We all create stories about who we think people are, based on either a snap judgment or seeing from afar their history of behavior.

Sometimes that can be helpful to us. Other times, it’s quite hurtful. I think we do this quite a bit as fundraisers. You have a donor in your portfolio who may be what you’d call a “C-level donor.” They give a low four-figure gift every year in December. The tendency is to say to yourself, “She’s probably never going to do more than that. But I’m going to keep her in my portfolio because she’s at least consistently giving every year.”

There may even be a note in her donor record from a previous major gift officer who said they had a quick conversation on the phone with her and she “just loves” everything your organization does.

So there the donor sits, giving their “major gift” every year. But no one really pays much attention to them.

I see these donors in non-profit databases all the time. Every year, they give $1,000 or $5,000, and it’s always the same. When I ask the MGO what the donor is passionate about, the MGO shrugs. They say that they’ve never really talked to that donor. I’m thinking, “Then why are they in your portfolio?”

Recently, one of our Client Experience Leaders sent our team the following story about a MGO they are working with. I’m protecting names and the organization. But other than that, this is the story:

An MGO has been working for this organization for 16 months. A few years back, at year-end, she qualified a donor who typically gave $1-2K as an annual year-end gift for a number of years. Otherwise, the donor had never connected with anyone from the organization.

In the MGO’s first phone call with this donor, the MGO asked about the donor’s passions and interests. And, the MGO asked what specifically the donor liked about the organization. The donor revealed that they have a heart for refugees. They asked the MGO a lot of questions about what the organization does for refugees compared to other organizations.

After the conversation, the MGO sent the donor a really detailed email with more information about the how the organization uses its resources to support refugees. Following that email, the donor sent in a gift of $15,000 in March (and said “use it wisely”).

So, the MGO continued to steward this donor throughout the year, taking care to share information on different programs and projects related to the organization’s work with refugees. In the fall, the MGO invited the donor to a Town Hall with the program staff of a specific country where they worked with refugees.

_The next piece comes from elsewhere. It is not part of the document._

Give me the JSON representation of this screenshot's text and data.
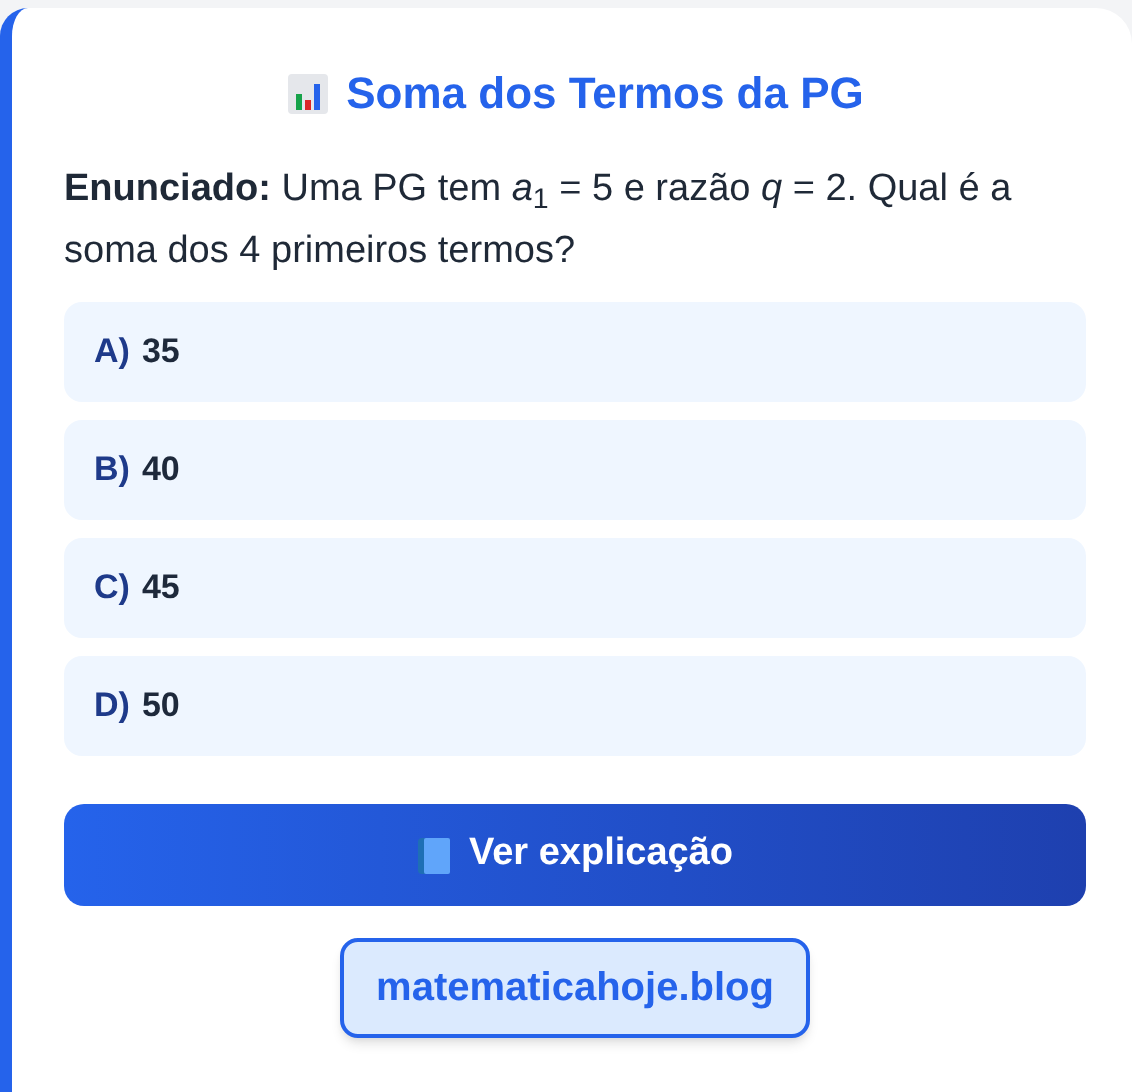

The donor couldn’t attend, but was thrilled to be asked. The MGO sent the donor a recording of the Town Hall.

The donor sent in another $10K after that (in October). Then, in December, the MGO heard from the donor’s spouse that they would be making an additional gift of $20K. But, they said, that would likely be next year’s gift. They’re just giving it early. (So in the course of a calendar year, the donor went from giving $1-2K to $45K.)

At the end of last week, the organization was about to make an announcement publicly that they’ll be helping with medical supplies distribution for refugees in the countries where they’re working. And, for the first time ever, the organization’s leadership realized it was a good idea to allow the major gifts team to share this information with their donors in advance of it going out publicly. (Another victory for the program!) The MGO shared this information with her donors.

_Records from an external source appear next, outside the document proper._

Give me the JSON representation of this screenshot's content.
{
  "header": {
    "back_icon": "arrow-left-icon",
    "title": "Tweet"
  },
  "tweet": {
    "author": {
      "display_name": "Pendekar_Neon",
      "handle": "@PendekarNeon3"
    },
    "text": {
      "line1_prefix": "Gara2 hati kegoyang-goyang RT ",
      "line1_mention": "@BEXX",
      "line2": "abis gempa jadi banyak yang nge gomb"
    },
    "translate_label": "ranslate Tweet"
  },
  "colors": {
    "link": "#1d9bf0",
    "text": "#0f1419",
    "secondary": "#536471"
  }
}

This past Monday, the same donor (who has been giving to refugees) called the MGO again. The donor had more questions about how essential vaccines were being distributed. They noted that they are particularly concerned about refugees having access to the vaccines.

The MGO answered all of the donor’s questions and promised to share more information as it became available. The donor called back on Tuesday to say they are directing another $50K to be used to help provide vaccines for refugees. (This is after their $20K year-end gift that was supposed to be “next year’s gift.”)

What a story, huh?

So, here’s a donor who has been consistently giving $1,000 to $2,000 a year for a long time. No one from the organization has ever reached out to them. That is, until this particular MGO took the time to understand what the donor’s particular passions and interests were as it relates to their organization. And then the donor unleashed their giving to donate $95K in one year!

I know that Richard and I are constantly pounding away on urging you to find out what your donor’s passions and interests are. But this story is a clear example of why you need to take the time to get to know your donors. Donors are not in love with your organization. They are passionate about specific things you do. They are waiting for you to ask what those specific things are.


PS – If you are you ready to learn how to truly discover your donor’s passions and interests and how to use that information to better serve your donor, sign up today for our on-demand training on Discovering Your Donor’s Passions and Interests

This post originally appeared on the Passionate Giving Blog on February 10, 2021.